To do this, turn it on and connect it to your PC with a USB lead, go to Computer in the Start menu (or My Computer, depending on your version of Windows), where you’ll see the Kindle icon. Double-click and it’ll display a row of folders, the one called Documents is where your books live (the Audible folder is for Audible audiobooks, and Music is for mp3 files). To back it up just copy the whole folder to whatever you back up to – I use an external HDD – then rename it Kindle backup, and the date.
NB: Kindle also creates a folder on your PC called My Kindle Content. In my experience this does not accurately reflect what’s actually on your Kindle, which is why I haven’t told you to back that up.

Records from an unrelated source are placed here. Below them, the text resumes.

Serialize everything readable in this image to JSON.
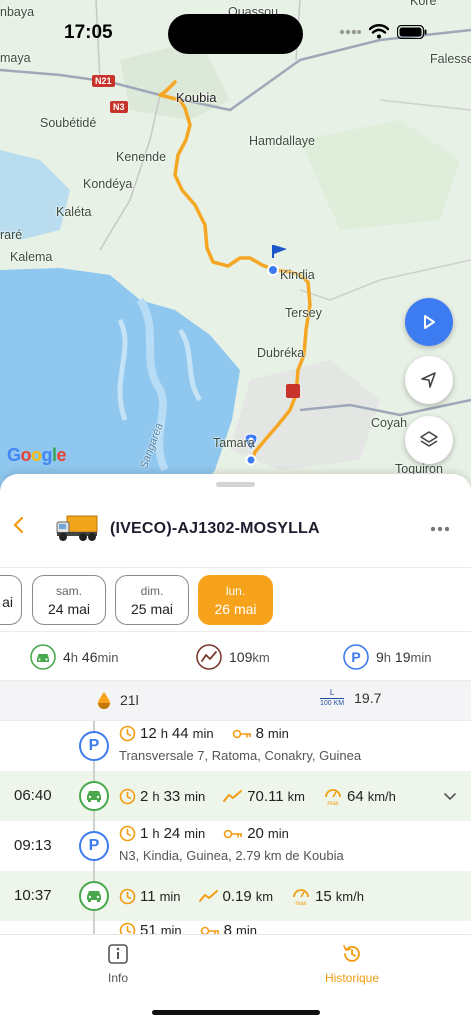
{
  "status_bar": {
    "time": "17:05"
  },
  "map": {
    "labels": {
      "quassou": "Quassou",
      "kore": "Koré",
      "falessa": "Falesse",
      "nbaya": "nbaya",
      "maya": "maya",
      "koubia": "Koubia",
      "soubetide": "Soubétidé",
      "kenende": "Kenende",
      "hamdallaye": "Hamdallaye",
      "kondeya": "Kondéya",
      "kaleta": "Kaléta",
      "rare": "raré",
      "kalema": "Kalema",
      "kindia": "Kindia",
      "tersey": "Tersey",
      "dubreka": "Dubréka",
      "coyah": "Coyah",
      "tamara": "Tamara",
      "toguiron": "Toguiron",
      "sangarea": "Sangaréa"
    },
    "road_signs": {
      "n21": "N21",
      "n3": "N3"
    },
    "attribution": [
      "G",
      "o",
      "o",
      "g",
      "l",
      "e"
    ]
  },
  "vehicle": {
    "name": "(IVECO)-AJ1302-MOSYLLA"
  },
  "dates": [
    {
      "day": "",
      "date": "ai"
    },
    {
      "day": "sam.",
      "date": "24 mai"
    },
    {
      "day": "dim.",
      "date": "25 mai"
    },
    {
      "day": "lun.",
      "date": "26 mai",
      "active": true
    }
  ],
  "summary": {
    "driving_h": "4",
    "driving_h_unit": "h",
    "driving_min": "46",
    "driving_min_unit": "min",
    "distance": "109",
    "distance_unit": "km",
    "parking_h": "9",
    "parking_h_unit": "h",
    "parking_min": "19",
    "parking_min_unit": "min",
    "fuel": "21",
    "fuel_unit": "l",
    "consumption_top": "L",
    "consumption_bottom": "100 KM",
    "consumption": "19.7"
  },
  "timeline": [
    {
      "type": "park",
      "time": "",
      "dur_h": "12",
      "dur_min": "44",
      "idle": "8",
      "address": "Transversale 7, Ratoma, Conakry, Guinea"
    },
    {
      "type": "drive",
      "time": "06:40",
      "dur_h": "2",
      "dur_min": "33",
      "distance": "70.11",
      "max_speed": "64"
    },
    {
      "type": "park",
      "time": "09:13",
      "dur_h": "1",
      "dur_min": "24",
      "idle": "20",
      "address": "N3, Kindia, Guinea, 2.79 km de Koubia"
    },
    {
      "type": "drive",
      "time": "10:37",
      "dur_h": "",
      "dur_min": "11",
      "distance": "0.19",
      "max_speed": "15"
    },
    {
      "type": "park",
      "time": "",
      "dur_h": "",
      "dur_min": "51",
      "idle": "8",
      "address": ""
    }
  ],
  "units": {
    "h": "h",
    "min": "min",
    "km": "km",
    "kmh": "km/h",
    "max": "max"
  },
  "nav": {
    "info_label": "Info",
    "history_label": "Historique"
  },
  "colors": {
    "accent": "#f7a21b",
    "parking_blue": "#3d7bf0",
    "driving_green": "#49a84c",
    "route_orange": "#f5a623"
  }
}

To load books without using wi-fi, such as those from Project Gutenberg or other legit sources, just copy and paste them into Documents, it really is that simple. If you don’t have wi-fi because your broadband is connected via Ethernet, Amazon offers the option to download books to your Desktop (or wherever your browser is configured to put them), by selecting the Transfer via computer option. But it also precludes firmware updates, as I’ve mentioned

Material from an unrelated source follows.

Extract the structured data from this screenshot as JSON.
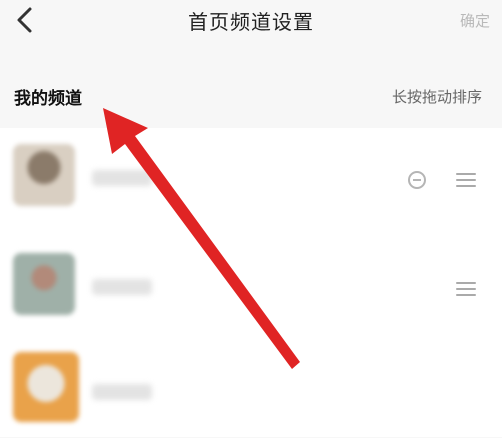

If you choose to load pirated copies, that’s your choice and your risk. The same with sharing copies you’ve bought from Amazon. You might think it’s safe to share with a friend who promises to keep wi-fi turned off, but if they turn it on for any reason, you’re both going to have problems.
There is, by the way, software that will strip out the DRM data from ebooks, to allow them, at least in theory, to be read on Kindle or any other ereader. There are a couple of problems, the most obvious of which is that it’s not legal (which is why I’m not saying what it is, and comments that do will be binned). The other problem – and presumably it’s possible – is that Amazon might recognise that this has happened and punish you by closing your account and emptying your Kindle.
OK, I hear you saying, but not if I turn off wi-fi. Fine for now, but it’s not beyond the bounds of possibility that a detection algorithm could be built into the Kindle firmware, to reject dodgy ebooks if, indeed, it hasn’t happened already. If I were Amazon, it’s what I’d do.
The bottom line, though, is that if you stay within the law, and comply with the rules – which, frankly, most people will do without giving it a second thought – you shouldn’t have any problems with your Kindle unless you do something incredibly stupid, like stand on it!
Note: It is possible that an occasional book might be lost if the licence expires or is withdrawn by the publisher or author. This has happened once to me, though I didn’t lose the book, Amazon just notified me that the licence had been withdrawn but that no action would be taken. An attitude rather at odds with the rabid picture that’s being painted, don’t you think?